As Passion Pictures and Strangebeast represent us in the UK, Europe and USA, we’re contending on a global level, which automatically sets us apart as we have to work so much harder to get recognized and be involved on a competitive level worldwide. In addition I also believe that being born in South Africa have given us the benefit of coming out of a hybrid community with lots of creative input. Even though it is academically rooted in a European and American context, we have the edge of African practicality that gives us a different approach. Our nature and passion for what we do are the main drive force behind us constantly challenging ourselves and wanting to push the bar no matter where we would be residing in the world. For every new project we get briefed on we think of how we can take it to the next level, aiming to gain experience and further our technical knowledge which majorly influences our conceptual and creative borders. I always feel that due to our honest approach to our work that people automatically respond positively as we’ve got nothing to hide or prove, what you see is really what we want to offer.
Your great design & animation projects elevate one’s experience and have this magical sense about them, almost peering through the sense of a child’s eye. See: Bakers “Precious Biscuits” This is not usually evident in a lot of work we get to see in the continent. What’s your formula to keep clients wide open to these ideas and thinking?

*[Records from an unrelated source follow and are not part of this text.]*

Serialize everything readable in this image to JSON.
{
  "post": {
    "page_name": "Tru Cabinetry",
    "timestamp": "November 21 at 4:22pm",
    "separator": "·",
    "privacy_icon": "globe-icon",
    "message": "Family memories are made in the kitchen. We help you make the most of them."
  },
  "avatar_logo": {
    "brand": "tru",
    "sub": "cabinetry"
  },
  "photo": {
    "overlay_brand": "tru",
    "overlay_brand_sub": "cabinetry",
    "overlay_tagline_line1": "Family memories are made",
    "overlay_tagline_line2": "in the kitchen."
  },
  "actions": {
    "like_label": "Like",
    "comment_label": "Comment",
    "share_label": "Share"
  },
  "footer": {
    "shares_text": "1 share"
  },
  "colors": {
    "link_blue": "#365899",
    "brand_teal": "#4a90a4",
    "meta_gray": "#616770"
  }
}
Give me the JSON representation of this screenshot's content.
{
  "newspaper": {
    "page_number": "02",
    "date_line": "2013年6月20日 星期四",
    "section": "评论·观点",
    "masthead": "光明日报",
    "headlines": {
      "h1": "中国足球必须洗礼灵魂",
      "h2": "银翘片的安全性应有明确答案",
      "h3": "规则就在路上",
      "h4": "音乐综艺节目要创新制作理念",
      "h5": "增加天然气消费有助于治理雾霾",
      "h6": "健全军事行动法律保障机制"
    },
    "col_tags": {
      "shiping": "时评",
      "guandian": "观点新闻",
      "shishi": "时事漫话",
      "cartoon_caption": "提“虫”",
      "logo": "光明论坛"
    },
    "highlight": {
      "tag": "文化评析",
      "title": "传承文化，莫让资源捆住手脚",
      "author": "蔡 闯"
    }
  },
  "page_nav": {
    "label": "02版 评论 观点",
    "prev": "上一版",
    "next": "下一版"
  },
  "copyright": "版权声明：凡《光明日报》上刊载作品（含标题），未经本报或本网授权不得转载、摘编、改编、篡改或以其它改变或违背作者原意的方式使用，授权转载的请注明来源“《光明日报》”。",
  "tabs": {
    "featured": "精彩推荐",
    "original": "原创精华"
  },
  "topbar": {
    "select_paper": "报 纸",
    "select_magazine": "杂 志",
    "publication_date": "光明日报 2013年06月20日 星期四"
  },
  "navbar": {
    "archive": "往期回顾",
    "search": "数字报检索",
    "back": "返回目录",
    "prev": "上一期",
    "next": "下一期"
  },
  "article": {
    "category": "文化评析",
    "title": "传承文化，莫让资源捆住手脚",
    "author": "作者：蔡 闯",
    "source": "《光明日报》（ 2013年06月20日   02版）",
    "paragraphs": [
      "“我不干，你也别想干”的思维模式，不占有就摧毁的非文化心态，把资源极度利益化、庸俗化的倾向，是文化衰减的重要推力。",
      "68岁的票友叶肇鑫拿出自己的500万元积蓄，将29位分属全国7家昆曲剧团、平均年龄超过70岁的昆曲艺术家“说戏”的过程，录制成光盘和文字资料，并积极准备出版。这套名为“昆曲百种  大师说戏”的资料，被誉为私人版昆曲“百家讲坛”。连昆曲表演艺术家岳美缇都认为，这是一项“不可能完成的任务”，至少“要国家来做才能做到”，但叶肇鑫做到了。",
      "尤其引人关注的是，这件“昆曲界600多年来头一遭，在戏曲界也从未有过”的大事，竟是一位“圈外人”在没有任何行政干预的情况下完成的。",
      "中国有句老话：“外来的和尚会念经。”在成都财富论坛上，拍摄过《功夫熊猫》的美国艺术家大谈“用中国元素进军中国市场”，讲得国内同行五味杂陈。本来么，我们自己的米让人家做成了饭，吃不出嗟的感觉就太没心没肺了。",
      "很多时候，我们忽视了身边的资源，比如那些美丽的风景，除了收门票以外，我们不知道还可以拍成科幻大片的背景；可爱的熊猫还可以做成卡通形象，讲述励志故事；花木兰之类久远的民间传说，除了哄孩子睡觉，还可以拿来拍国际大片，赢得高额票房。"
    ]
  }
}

Our difference is certainly what I believe intrigue potential clients in the first place. Our industry’s current consumer mind-space makes us believe we should deliver what people expect of you, so we tend to forget what we really have to offer from within. I’m sure a few clients might look at our work and not be keen to use us at all, just because they feel it’s too fantastical and crazy, but then again this is just as much an appealing force to some. All of us still have the child’s eye in us, but most of us just ignore it and pretend to be all grown-up, which is boring. Audiences are in need to see something out of the ordinary compared to the monotonous product driven images and messages they get bombarded with. People are emotional creatures and by creating characters fulfilling the roles of actors you reflect the viewer on a personal level. It allows for the audience and the commercial to carry each other, creating a much more intimate experience. We’ve been fortunate up until now with clients that come to us because of our different approach, and this is always a good starting point as they’re more open from the get-go. Conceptually we’ve always been in a good place with clients, I think even for them they look forward to see what we come up with next. With animation being a tricky medium to work in, referring specifically to the story only coming together at the end, I would more say that the challenging aspect is the production process. You have to make sure they’re constantly informed and kept in the loop of the different phases of production to take it to final stage.
Any words of advice for young creatives, individuals and small independent studios such as yourselves wanting to produce rich quality work?
Do what you enjoy, do your best, be honest and pay attention to people’s needs.